=== Begin Enclosure ===

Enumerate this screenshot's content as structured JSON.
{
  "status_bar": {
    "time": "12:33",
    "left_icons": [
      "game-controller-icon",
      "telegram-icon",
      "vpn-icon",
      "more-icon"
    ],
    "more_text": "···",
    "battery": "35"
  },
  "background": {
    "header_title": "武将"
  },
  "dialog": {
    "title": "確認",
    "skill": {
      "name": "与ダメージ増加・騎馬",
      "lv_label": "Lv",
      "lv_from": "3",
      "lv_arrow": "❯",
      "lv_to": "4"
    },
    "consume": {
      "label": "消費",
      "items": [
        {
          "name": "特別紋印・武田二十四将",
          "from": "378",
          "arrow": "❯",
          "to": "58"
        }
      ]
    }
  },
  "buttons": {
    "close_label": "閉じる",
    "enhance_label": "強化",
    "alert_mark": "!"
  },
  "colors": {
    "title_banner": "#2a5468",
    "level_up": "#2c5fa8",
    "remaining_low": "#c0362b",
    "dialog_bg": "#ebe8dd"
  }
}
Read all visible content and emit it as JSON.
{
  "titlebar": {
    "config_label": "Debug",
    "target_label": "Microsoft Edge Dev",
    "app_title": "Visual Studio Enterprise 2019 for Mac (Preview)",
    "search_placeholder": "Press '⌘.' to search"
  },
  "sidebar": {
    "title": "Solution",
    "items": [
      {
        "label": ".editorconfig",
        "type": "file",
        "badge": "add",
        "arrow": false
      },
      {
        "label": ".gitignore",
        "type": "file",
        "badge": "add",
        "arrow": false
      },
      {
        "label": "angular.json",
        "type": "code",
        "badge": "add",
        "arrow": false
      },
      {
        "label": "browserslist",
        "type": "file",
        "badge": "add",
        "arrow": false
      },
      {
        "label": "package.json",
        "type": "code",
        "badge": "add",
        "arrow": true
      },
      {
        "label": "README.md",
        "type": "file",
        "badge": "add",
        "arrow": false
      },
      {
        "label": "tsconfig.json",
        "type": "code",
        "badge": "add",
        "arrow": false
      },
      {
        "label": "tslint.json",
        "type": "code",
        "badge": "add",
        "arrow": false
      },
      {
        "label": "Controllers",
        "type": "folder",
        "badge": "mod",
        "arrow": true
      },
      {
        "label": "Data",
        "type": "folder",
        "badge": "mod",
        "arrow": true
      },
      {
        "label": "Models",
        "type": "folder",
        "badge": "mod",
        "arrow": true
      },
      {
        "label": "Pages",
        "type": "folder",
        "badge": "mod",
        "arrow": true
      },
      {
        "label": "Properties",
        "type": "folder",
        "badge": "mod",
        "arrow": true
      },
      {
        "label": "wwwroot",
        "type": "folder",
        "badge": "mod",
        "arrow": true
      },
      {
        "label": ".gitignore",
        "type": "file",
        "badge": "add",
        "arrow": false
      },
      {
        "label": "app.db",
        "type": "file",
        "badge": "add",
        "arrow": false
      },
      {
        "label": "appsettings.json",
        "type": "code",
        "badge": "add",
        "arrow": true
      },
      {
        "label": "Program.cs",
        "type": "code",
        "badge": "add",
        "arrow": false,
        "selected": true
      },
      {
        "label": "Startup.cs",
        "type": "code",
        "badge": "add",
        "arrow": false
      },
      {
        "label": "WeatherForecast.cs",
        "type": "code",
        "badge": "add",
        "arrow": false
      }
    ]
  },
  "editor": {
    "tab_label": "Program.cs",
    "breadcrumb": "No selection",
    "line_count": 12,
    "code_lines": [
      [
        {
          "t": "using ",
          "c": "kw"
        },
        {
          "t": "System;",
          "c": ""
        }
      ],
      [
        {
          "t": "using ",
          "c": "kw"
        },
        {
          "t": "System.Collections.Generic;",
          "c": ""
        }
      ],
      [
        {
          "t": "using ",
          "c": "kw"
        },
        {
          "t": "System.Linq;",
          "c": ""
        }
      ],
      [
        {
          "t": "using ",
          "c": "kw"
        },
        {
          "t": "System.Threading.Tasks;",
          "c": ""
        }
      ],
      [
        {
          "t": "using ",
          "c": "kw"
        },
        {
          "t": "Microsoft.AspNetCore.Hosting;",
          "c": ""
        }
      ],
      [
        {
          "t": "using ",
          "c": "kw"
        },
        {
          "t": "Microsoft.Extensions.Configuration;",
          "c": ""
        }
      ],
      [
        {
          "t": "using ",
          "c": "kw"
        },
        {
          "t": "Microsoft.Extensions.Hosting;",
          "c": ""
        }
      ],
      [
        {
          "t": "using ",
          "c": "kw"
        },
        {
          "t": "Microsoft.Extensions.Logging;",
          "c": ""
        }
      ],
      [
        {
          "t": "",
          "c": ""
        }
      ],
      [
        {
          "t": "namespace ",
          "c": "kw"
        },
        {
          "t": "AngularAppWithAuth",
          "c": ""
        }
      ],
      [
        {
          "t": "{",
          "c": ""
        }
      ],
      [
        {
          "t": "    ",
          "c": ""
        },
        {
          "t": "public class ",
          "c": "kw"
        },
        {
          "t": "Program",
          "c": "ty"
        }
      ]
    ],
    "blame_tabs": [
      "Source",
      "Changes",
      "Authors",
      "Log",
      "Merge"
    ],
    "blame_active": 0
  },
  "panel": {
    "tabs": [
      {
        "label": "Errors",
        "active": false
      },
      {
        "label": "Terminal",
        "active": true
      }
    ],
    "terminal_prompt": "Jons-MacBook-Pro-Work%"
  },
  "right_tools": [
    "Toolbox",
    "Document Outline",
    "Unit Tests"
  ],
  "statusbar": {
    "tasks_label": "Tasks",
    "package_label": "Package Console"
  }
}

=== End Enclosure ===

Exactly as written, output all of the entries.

» **YOUR RESPONSE**:
Enumerate this screenshot's content as structured JSON.
{
  "status_bar": {
    "time": "12:33",
    "left_icons": [
      "game-controller-icon",
      "telegram-icon",
      "vpn-icon",
      "more-icon"
    ],
    "more_text": "···",
    "battery": "35"
  },
  "background": {
    "header_title": "武将"
  },
  "dialog": {
    "title": "確認",
    "skill": {
      "name": "与ダメージ増加・騎馬",
      "lv_label": "Lv",
      "lv_from": "3",
      "lv_arrow": "❯",
      "lv_to": "4"
    },
    "consume": {
      "label": "消費",
      "items": [
        {
          "name": "特別紋印・武田二十四将",
          "from": "378",
          "arrow": "❯",
          "to": "58"
        }
      ]
    }
  },
  "buttons": {
    "close_label": "閉じる",
    "enhance_label": "強化",
    "alert_mark": "!"
  },
  "colors": {
    "title_banner": "#2a5468",
    "level_up": "#2c5fa8",
    "remaining_low": "#c0362b",
    "dialog_bg": "#ebe8dd"
  }
}
Read all visible content and emit it as JSON.
{
  "titlebar": {
    "config_label": "Debug",
    "target_label": "Microsoft Edge Dev",
    "app_title": "Visual Studio Enterprise 2019 for Mac (Preview)",
    "search_placeholder": "Press '⌘.' to search"
  },
  "sidebar": {
    "title": "Solution",
    "items": [
      {
        "label": ".editorconfig",
        "type": "file",
        "badge": "add",
        "arrow": false
      },
      {
        "label": ".gitignore",
        "type": "file",
        "badge": "add",
        "arrow": false
      },
      {
        "label": "angular.json",
        "type": "code",
        "badge": "add",
        "arrow": false
      },
      {
        "label": "browserslist",
        "type": "file",
        "badge": "add",
        "arrow": false
      },
      {
        "label": "package.json",
        "type": "code",
        "badge": "add",
        "arrow": true
      },
      {
        "label": "README.md",
        "type": "file",
        "badge": "add",
        "arrow": false
      },
      {
        "label": "tsconfig.json",
        "type": "code",
        "badge": "add",
        "arrow": false
      },
      {
        "label": "tslint.json",
        "type": "code",
        "badge": "add",
        "arrow": false
      },
      {
        "label": "Controllers",
        "type": "folder",
        "badge": "mod",
        "arrow": true
      },
      {
        "label": "Data",
        "type": "folder",
        "badge": "mod",
        "arrow": true
      },
      {
        "label": "Models",
        "type": "folder",
        "badge": "mod",
        "arrow": true
      },
      {
        "label": "Pages",
        "type": "folder",
        "badge": "mod",
        "arrow": true
      },
      {
        "label": "Properties",
        "type": "folder",
        "badge": "mod",
        "arrow": true
      },
      {
        "label": "wwwroot",
        "type": "folder",
        "badge": "mod",
        "arrow": true
      },
      {
        "label": ".gitignore",
        "type": "file",
        "badge": "add",
        "arrow": false
      },
      {
        "label": "app.db",
        "type": "file",
        "badge": "add",
        "arrow": false
      },
      {
        "label": "appsettings.json",
        "type": "code",
        "badge": "add",
        "arrow": true
      },
      {
        "label": "Program.cs",
        "type": "code",
        "badge": "add",
        "arrow": false,
        "selected": true
      },
      {
        "label": "Startup.cs",
        "type": "code",
        "badge": "add",
        "arrow": false
      },
      {
        "label": "WeatherForecast.cs",
        "type": "code",
        "badge": "add",
        "arrow": false
      }
    ]
  },
  "editor": {
    "tab_label": "Program.cs",
    "breadcrumb": "No selection",
    "line_count": 12,
    "code_lines": [
      [
        {
          "t": "using ",
          "c": "kw"
        },
        {
          "t": "System;",
          "c": ""
        }
      ],
      [
        {
          "t": "using ",
          "c": "kw"
        },
        {
          "t": "System.Collections.Generic;",
          "c": ""
        }
      ],
      [
        {
          "t": "using ",
          "c": "kw"
        },
        {
          "t": "System.Linq;",
          "c": ""
        }
      ],
      [
        {
          "t": "using ",
          "c": "kw"
        },
        {
          "t": "System.Threading.Tasks;",
          "c": ""
        }
      ],
      [
        {
          "t": "using ",
          "c": "kw"
        },
        {
          "t": "Microsoft.AspNetCore.Hosting;",
          "c": ""
        }
      ],
      [
        {
          "t": "using ",
          "c": "kw"
        },
        {
          "t": "Microsoft.Extensions.Configuration;",
          "c": ""
        }
      ],
      [
        {
          "t": "using ",
          "c": "kw"
        },
        {
          "t": "Microsoft.Extensions.Hosting;",
          "c": ""
        }
      ],
      [
        {
          "t": "using ",
          "c": "kw"
        },
        {
          "t": "Microsoft.Extensions.Logging;",
          "c": ""
        }
      ],
      [
        {
          "t": "",
          "c": ""
        }
      ],
      [
        {
          "t": "namespace ",
          "c": "kw"
        },
        {
          "t": "AngularAppWithAuth",
          "c": ""
        }
      ],
      [
        {
          "t": "{",
          "c": ""
        }
      ],
      [
        {
          "t": "    ",
          "c": ""
        },
        {
          "t": "public class ",
          "c": "kw"
        },
        {
          "t": "Program",
          "c": "ty"
        }
      ]
    ],
    "blame_tabs": [
      "Source",
      "Changes",
      "Authors",
      "Log",
      "Merge"
    ],
    "blame_active": 0
  },
  "panel": {
    "tabs": [
      {
        "label": "Errors",
        "active": false
      },
      {
        "label": "Terminal",
        "active": true
      }
    ],
    "terminal_prompt": "Jons-MacBook-Pro-Work%"
  },
  "right_tools": [
    "Toolbox",
    "Document Outline",
    "Unit Tests"
  ],
  "statusbar": {
    "tasks_label": "Tasks",
    "package_label": "Package Console"
  }
}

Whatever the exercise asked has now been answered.